■ Brief ■
For the records that follow, say how many lines have the word "Resorts" in them. Write the number and nothing more.

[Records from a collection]
•••
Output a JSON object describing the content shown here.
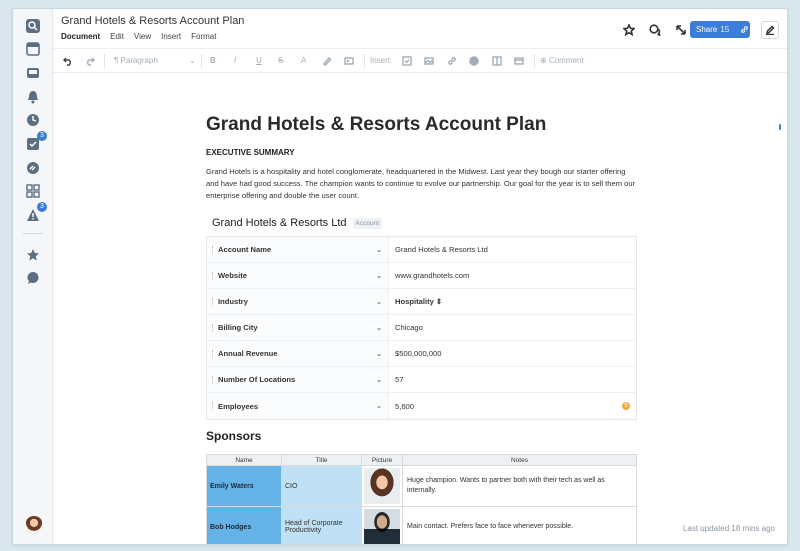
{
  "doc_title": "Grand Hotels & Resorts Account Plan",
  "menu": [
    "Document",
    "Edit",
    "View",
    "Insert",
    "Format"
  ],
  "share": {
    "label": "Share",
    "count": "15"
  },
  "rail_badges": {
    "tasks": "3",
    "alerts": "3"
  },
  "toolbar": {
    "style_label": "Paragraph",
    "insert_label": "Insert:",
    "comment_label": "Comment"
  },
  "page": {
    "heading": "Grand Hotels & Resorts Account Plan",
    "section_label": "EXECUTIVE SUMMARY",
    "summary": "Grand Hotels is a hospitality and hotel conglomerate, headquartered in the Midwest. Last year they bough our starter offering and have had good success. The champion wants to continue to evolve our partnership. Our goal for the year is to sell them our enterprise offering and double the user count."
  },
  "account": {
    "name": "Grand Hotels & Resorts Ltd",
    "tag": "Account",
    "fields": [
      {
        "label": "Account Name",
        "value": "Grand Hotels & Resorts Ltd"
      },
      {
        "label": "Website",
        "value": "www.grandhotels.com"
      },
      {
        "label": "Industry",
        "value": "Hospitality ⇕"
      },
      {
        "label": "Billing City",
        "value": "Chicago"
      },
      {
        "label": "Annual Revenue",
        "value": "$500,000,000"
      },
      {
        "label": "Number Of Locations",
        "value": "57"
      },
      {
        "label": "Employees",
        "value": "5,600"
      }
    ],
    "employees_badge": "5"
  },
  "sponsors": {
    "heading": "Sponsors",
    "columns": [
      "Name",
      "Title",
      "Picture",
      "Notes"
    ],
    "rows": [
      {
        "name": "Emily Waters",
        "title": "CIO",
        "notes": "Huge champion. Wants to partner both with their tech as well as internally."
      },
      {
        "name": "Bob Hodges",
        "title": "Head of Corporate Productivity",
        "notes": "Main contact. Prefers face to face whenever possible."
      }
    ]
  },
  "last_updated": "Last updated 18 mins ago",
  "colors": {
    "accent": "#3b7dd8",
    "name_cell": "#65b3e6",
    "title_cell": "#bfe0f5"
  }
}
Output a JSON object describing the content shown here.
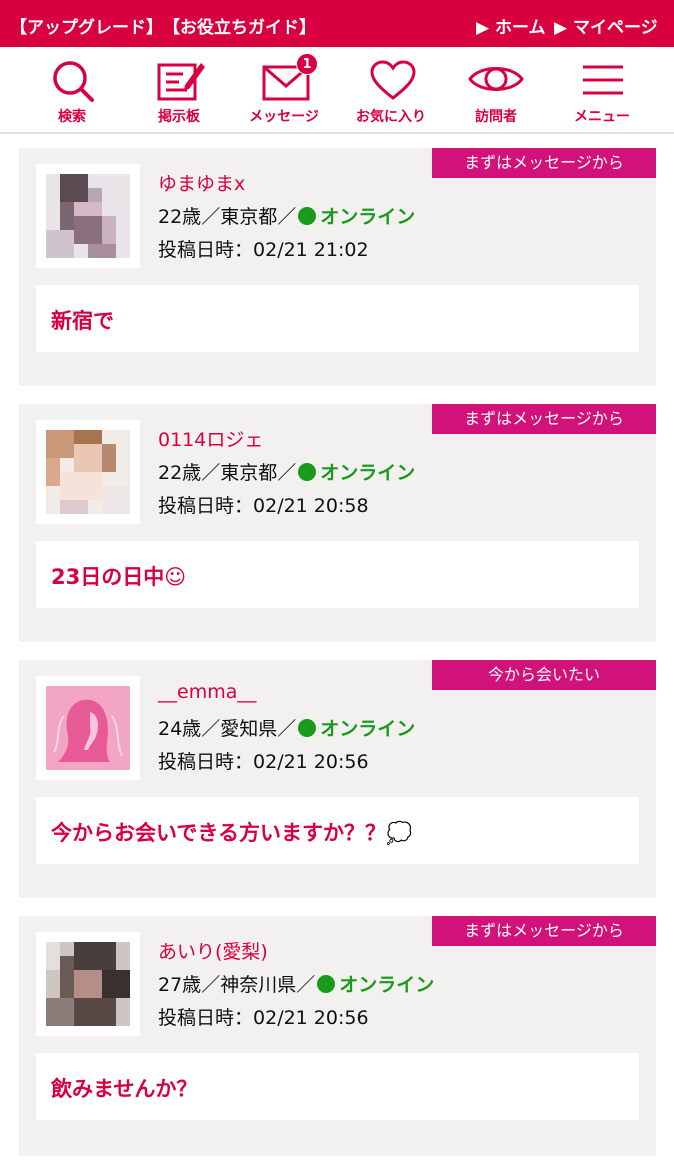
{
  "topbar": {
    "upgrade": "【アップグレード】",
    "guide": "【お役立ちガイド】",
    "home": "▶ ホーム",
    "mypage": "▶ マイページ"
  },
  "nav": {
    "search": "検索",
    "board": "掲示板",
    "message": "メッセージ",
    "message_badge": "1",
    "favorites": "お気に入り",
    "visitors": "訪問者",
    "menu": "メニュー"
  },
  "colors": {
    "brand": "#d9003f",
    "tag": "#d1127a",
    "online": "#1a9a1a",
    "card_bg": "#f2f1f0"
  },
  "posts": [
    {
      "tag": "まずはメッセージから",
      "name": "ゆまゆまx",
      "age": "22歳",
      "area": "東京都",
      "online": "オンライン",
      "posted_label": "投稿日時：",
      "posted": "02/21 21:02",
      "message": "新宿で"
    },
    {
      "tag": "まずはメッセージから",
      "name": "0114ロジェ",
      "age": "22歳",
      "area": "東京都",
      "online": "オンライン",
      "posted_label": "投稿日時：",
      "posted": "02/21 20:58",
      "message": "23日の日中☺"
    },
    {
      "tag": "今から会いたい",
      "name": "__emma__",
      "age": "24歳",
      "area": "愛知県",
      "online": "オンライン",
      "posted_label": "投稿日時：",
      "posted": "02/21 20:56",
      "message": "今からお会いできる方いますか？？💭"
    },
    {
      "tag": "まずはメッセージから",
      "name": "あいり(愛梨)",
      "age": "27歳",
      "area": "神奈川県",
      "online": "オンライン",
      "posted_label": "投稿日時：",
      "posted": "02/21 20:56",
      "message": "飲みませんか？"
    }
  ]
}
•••
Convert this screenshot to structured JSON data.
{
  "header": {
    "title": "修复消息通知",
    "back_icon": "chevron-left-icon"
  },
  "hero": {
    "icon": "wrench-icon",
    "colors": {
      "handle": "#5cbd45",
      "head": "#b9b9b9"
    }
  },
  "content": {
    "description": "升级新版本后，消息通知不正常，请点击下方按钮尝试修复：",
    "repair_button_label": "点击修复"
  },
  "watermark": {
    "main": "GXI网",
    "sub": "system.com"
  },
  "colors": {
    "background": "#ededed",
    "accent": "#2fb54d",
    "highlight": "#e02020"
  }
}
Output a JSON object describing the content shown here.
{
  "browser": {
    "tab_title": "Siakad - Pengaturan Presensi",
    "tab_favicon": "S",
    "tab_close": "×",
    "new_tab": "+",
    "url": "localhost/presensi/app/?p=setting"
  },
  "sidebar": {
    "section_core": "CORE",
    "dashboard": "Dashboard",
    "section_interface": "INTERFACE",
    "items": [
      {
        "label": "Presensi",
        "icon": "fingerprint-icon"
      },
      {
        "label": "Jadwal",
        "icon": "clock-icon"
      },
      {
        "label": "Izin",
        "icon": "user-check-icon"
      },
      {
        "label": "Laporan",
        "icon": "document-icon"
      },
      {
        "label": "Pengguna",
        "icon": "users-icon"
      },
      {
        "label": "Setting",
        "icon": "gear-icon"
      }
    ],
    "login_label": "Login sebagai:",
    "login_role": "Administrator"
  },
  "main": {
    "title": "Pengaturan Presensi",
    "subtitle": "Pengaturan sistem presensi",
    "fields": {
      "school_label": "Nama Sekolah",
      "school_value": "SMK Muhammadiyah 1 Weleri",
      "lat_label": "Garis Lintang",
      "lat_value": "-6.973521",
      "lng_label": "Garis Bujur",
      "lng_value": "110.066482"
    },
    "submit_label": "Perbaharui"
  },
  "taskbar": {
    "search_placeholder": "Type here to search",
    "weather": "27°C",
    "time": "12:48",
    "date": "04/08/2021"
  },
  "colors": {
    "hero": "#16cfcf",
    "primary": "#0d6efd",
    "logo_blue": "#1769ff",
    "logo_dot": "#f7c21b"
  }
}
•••
■ Response area ■
4